--- Record extracts ---
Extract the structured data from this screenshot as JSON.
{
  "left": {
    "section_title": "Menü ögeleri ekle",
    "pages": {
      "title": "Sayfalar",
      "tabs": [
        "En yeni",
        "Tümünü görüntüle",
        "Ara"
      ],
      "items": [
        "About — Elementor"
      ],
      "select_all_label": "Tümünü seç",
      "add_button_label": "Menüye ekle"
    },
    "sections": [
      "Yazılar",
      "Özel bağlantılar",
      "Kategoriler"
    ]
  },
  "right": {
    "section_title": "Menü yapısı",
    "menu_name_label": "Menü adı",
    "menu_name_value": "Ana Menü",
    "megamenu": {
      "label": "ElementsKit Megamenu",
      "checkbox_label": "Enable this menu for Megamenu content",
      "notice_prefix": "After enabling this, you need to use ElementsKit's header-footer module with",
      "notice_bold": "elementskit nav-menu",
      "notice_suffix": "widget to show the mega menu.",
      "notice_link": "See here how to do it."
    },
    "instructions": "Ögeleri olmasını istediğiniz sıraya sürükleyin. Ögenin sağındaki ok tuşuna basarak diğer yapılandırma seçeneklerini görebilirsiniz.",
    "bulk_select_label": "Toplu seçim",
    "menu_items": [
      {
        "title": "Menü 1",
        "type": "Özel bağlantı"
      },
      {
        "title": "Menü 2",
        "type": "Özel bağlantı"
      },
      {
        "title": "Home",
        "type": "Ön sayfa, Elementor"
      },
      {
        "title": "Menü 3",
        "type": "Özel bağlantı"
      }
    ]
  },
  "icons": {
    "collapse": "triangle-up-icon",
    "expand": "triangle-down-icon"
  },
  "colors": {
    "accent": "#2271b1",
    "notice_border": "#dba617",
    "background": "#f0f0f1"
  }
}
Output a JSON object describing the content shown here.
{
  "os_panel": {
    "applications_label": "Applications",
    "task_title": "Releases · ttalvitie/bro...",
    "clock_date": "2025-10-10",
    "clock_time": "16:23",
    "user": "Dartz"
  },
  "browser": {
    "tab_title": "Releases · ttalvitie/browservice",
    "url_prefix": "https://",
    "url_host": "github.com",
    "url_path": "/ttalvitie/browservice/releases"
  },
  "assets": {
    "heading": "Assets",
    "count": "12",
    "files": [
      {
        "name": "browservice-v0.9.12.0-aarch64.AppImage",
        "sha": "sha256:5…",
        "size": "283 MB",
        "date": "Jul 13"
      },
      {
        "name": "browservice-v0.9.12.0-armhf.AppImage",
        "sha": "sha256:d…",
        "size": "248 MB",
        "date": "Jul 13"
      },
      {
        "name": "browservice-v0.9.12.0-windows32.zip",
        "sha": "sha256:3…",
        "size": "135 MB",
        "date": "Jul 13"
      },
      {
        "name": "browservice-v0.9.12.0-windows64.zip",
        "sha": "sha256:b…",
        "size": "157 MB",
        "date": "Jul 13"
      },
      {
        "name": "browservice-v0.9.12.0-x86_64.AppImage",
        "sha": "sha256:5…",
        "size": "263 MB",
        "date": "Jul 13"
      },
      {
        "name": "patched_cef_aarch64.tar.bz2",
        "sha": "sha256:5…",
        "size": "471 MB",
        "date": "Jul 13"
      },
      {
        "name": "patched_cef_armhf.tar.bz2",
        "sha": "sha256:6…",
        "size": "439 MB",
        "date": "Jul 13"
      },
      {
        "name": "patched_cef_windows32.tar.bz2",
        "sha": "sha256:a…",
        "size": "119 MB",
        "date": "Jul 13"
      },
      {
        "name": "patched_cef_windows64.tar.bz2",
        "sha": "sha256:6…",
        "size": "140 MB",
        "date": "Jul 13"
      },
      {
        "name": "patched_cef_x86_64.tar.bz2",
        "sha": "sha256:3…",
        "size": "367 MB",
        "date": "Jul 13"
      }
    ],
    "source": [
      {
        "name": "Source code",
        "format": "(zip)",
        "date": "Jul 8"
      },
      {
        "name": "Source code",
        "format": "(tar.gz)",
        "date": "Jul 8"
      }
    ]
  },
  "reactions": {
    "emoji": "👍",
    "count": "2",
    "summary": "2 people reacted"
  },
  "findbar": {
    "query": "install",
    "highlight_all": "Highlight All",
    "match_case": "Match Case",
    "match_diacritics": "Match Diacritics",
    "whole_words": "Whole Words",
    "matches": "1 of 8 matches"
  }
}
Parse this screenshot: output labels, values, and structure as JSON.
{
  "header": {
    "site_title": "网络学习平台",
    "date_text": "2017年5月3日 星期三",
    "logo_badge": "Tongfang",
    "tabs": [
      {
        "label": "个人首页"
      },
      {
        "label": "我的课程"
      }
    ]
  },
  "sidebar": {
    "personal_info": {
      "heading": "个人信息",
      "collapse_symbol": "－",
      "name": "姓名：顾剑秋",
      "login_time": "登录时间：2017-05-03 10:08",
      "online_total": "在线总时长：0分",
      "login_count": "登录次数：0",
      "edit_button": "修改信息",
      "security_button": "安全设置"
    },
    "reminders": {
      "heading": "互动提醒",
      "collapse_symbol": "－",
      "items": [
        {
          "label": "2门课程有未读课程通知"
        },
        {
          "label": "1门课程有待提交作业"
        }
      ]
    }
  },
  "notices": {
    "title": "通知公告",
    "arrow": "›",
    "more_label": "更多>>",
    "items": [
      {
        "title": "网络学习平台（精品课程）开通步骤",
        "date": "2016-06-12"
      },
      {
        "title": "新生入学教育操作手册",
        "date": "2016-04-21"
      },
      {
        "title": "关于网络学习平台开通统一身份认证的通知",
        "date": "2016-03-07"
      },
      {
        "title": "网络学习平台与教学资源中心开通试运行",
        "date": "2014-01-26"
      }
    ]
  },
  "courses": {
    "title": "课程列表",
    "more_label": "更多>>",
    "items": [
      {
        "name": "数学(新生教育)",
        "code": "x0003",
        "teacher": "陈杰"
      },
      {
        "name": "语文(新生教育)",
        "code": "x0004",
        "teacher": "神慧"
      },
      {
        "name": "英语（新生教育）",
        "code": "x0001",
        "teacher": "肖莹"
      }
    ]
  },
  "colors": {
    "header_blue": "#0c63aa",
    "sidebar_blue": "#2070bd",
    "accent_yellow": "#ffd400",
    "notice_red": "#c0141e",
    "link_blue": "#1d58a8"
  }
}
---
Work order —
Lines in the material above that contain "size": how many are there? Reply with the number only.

Task output —
10